**Problem to solve**
Sift the material for lines containing "name", and return them.

**Input**

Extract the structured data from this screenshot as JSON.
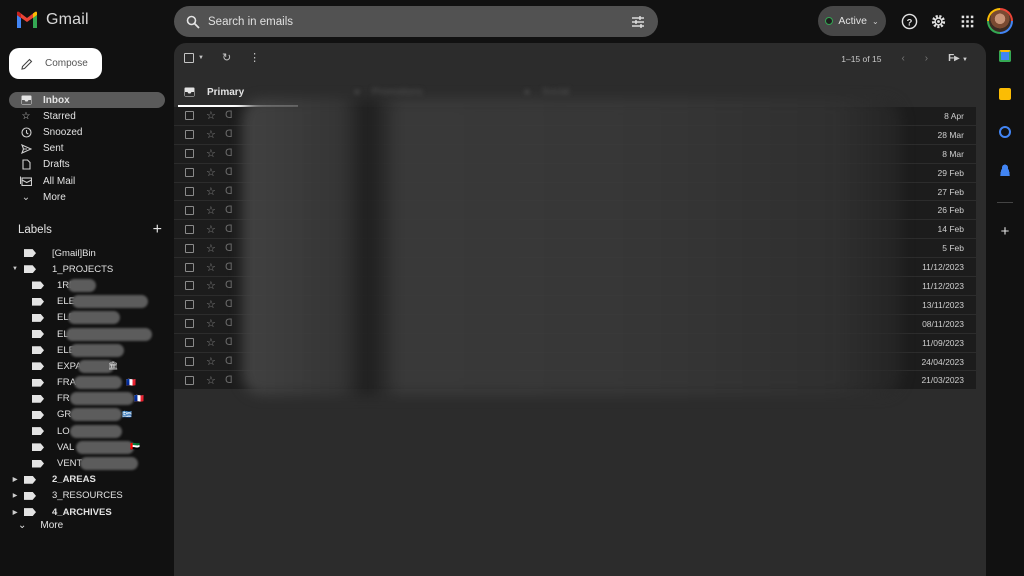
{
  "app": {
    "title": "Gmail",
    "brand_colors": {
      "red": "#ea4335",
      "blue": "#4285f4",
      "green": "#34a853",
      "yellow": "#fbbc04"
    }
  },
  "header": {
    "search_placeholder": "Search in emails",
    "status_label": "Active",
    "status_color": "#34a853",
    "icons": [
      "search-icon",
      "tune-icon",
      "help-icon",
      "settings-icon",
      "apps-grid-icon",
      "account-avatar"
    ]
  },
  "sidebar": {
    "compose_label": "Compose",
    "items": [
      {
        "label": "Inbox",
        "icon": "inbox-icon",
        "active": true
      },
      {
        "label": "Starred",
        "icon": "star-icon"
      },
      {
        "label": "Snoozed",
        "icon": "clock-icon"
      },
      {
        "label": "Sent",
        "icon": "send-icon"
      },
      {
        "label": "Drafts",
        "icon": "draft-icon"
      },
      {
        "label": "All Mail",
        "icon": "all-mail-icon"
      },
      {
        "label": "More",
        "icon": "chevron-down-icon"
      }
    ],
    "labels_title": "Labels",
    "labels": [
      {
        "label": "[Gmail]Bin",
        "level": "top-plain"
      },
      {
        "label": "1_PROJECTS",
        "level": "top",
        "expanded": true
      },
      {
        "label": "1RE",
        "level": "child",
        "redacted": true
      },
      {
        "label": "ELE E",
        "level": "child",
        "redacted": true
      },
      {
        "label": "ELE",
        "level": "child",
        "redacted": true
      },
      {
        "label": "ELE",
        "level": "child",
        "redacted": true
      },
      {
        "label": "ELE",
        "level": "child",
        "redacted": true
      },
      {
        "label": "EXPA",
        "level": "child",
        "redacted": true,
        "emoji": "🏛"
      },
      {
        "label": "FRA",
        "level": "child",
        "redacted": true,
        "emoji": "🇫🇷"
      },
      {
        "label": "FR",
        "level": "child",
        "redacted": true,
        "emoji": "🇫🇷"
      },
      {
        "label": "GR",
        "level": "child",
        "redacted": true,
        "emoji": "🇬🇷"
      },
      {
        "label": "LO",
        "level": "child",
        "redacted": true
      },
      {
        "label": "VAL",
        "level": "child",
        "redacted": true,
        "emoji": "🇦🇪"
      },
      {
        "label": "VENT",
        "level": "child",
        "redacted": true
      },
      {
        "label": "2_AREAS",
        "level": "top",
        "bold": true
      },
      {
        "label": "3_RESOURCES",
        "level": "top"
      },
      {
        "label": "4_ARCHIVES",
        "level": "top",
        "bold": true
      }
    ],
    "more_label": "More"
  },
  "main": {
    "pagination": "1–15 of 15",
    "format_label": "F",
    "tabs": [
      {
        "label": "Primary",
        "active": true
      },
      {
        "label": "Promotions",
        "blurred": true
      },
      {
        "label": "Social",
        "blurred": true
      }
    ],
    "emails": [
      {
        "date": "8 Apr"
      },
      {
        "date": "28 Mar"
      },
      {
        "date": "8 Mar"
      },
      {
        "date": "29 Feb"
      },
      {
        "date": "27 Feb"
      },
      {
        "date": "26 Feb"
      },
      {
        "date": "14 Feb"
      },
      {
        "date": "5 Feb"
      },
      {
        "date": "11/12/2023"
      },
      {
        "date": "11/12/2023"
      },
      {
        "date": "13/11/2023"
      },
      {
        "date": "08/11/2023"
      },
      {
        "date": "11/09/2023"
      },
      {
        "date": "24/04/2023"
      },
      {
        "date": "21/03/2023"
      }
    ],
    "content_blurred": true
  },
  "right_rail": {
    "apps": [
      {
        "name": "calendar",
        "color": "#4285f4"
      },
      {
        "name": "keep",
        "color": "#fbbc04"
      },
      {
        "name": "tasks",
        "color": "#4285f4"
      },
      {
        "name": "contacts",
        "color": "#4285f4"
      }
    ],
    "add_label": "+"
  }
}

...

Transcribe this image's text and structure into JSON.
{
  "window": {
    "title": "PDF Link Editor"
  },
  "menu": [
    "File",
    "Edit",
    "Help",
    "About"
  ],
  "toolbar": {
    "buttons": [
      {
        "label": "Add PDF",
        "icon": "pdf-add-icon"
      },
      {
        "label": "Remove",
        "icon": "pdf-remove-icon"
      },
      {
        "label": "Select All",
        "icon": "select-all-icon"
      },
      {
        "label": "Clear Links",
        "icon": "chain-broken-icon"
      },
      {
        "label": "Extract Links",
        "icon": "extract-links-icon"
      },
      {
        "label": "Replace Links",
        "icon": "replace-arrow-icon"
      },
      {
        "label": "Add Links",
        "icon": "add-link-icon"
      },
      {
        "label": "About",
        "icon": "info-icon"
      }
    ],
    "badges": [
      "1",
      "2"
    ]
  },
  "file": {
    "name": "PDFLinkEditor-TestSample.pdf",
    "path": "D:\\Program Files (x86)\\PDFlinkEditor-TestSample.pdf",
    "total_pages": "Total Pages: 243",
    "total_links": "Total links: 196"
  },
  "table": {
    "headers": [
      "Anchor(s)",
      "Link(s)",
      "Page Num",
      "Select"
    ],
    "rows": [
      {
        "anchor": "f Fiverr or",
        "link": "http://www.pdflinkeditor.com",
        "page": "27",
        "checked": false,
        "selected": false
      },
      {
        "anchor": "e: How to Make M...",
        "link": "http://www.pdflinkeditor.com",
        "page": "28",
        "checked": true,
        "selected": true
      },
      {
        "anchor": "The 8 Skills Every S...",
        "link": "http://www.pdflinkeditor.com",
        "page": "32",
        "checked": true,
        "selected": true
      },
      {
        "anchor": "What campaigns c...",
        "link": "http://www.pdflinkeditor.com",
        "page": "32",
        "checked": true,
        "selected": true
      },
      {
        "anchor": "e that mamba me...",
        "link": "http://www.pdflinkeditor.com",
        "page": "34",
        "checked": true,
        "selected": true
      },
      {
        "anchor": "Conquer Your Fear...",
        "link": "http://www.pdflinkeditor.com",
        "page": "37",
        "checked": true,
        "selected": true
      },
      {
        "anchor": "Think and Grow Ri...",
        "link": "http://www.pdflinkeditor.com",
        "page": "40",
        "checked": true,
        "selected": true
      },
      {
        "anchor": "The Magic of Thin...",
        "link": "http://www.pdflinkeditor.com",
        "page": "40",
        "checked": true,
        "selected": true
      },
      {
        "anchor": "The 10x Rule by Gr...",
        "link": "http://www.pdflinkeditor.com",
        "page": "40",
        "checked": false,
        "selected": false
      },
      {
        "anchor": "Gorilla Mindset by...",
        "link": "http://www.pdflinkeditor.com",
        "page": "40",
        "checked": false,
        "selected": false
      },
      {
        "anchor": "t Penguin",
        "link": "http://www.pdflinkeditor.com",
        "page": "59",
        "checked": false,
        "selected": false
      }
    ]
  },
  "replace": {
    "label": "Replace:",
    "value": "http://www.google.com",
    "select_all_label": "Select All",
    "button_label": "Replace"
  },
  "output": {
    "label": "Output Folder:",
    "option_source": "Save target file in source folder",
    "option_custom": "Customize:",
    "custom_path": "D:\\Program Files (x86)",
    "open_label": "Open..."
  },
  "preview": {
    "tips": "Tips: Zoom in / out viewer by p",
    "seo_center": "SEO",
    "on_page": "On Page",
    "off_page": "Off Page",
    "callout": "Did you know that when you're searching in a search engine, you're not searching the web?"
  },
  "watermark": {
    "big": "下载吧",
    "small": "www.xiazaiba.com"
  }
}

**Task result**
        "name": "calendar",
        "name": "keep",
        "name": "tasks",
        "name": "contacts",
    "name": "PDFLinkEditor-TestSample.pdf",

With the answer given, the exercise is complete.